→ **EXERCISE GOAL**:
Filter the entries below down to the lines that hold "text".
======
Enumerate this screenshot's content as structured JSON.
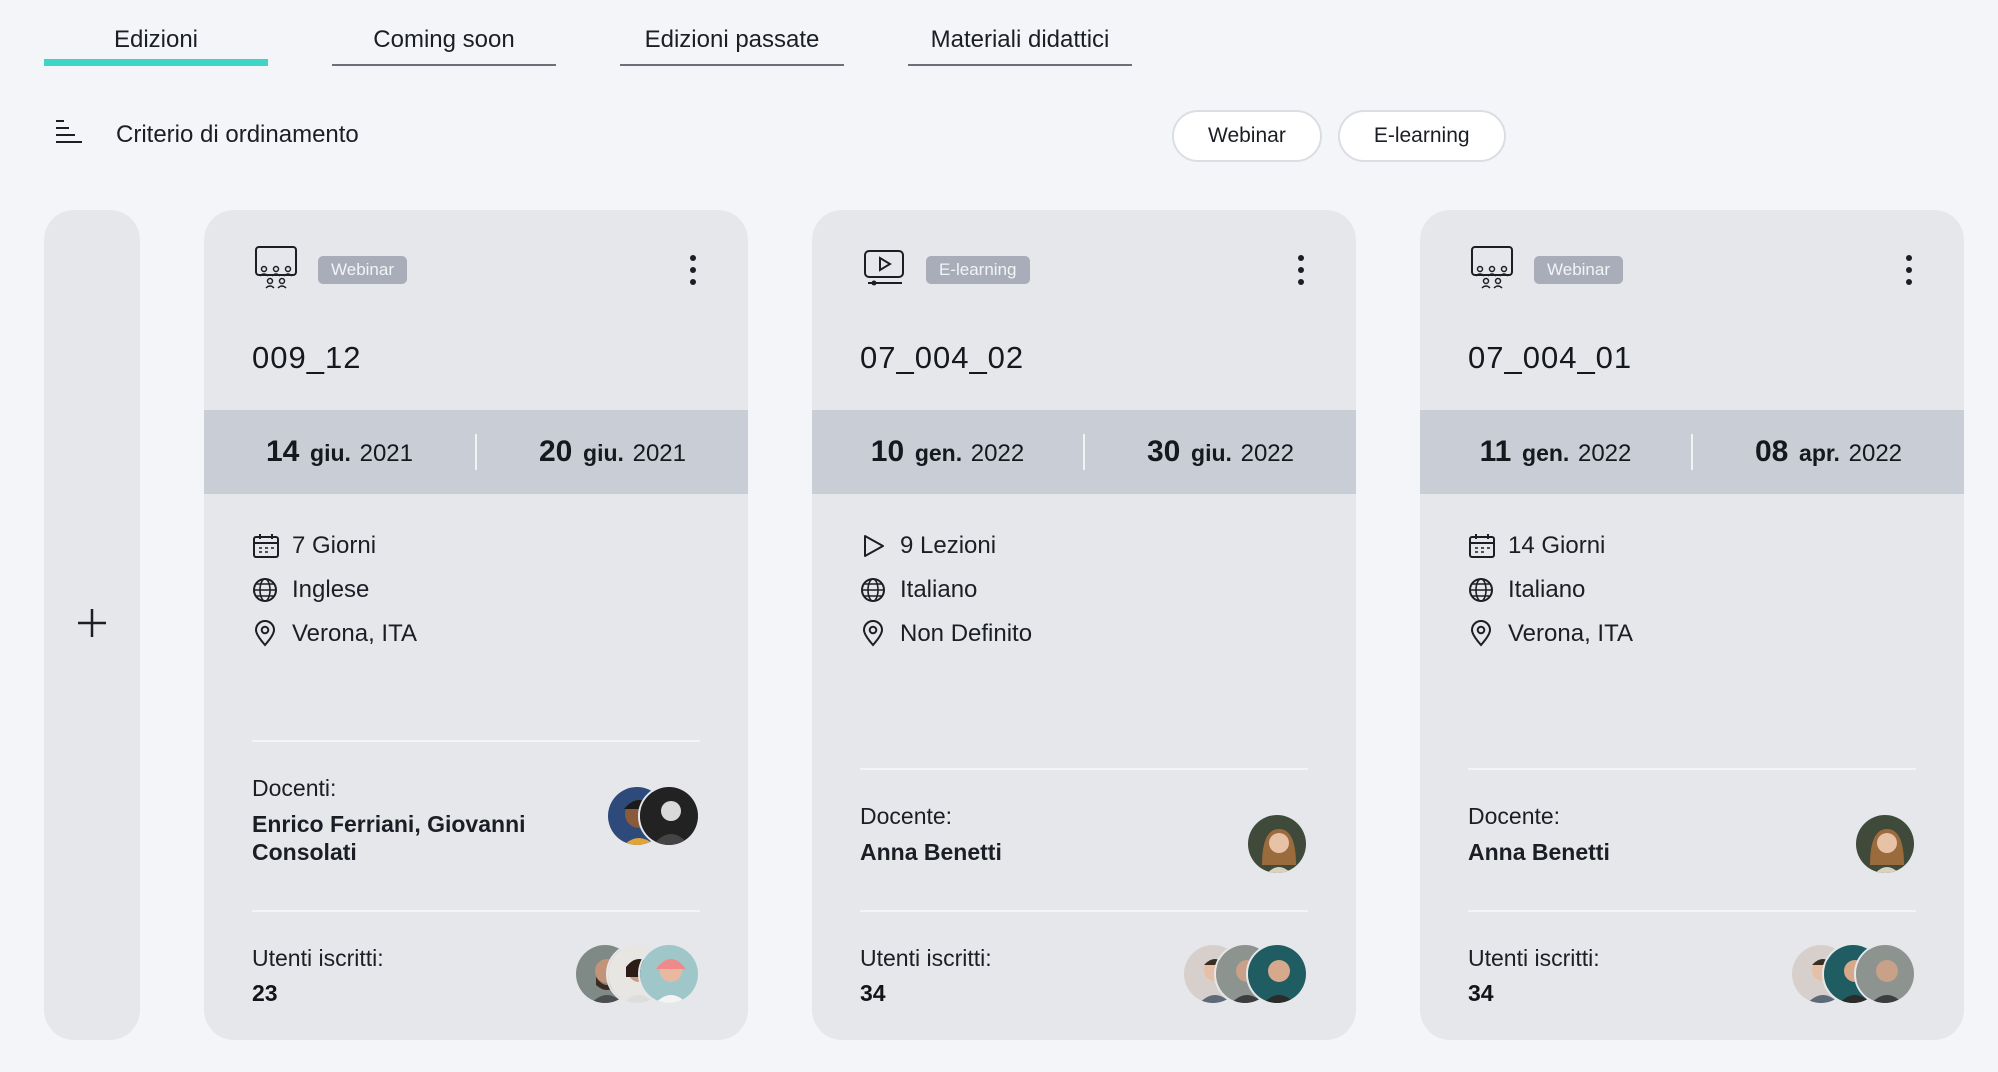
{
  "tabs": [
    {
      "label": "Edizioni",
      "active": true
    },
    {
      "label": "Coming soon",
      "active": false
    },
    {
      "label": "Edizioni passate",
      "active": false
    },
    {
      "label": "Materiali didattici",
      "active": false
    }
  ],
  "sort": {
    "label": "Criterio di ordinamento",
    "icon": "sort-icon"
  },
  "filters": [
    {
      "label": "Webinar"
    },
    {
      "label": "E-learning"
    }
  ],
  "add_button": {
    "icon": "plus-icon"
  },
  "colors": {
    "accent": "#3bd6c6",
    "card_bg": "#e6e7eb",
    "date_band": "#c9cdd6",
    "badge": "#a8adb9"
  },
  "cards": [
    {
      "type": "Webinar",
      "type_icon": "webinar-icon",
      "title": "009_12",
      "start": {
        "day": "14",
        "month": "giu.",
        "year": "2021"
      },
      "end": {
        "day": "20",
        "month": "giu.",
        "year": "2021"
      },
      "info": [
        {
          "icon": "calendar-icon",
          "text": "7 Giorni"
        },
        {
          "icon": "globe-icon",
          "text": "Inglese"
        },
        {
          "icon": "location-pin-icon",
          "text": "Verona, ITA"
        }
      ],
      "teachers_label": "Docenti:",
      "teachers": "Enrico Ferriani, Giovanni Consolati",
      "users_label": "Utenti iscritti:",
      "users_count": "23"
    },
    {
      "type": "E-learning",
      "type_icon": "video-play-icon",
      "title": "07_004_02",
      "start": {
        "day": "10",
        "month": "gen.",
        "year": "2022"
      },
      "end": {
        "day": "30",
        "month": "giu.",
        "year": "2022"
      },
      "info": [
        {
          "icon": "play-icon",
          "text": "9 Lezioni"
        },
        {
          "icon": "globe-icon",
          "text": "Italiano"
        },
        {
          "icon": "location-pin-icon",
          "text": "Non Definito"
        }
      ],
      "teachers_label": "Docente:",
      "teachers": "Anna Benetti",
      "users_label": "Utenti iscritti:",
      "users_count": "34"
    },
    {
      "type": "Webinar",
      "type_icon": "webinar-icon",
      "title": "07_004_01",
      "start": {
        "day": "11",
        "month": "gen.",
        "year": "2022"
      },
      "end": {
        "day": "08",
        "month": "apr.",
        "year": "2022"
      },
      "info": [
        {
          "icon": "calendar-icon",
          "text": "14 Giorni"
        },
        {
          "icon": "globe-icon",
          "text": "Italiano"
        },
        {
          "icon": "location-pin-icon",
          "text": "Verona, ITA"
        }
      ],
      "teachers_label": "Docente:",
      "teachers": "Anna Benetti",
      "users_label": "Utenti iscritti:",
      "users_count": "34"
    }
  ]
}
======
→ **TASK SOLUTION**:
          "text": "7 Giorni"
          "text": "Inglese"
          "text": "Verona, ITA"
          "text": "9 Lezioni"
          "text": "Italiano"
          "text": "Non Definito"
          "text": "14 Giorni"
          "text": "Italiano"
          "text": "Verona, ITA"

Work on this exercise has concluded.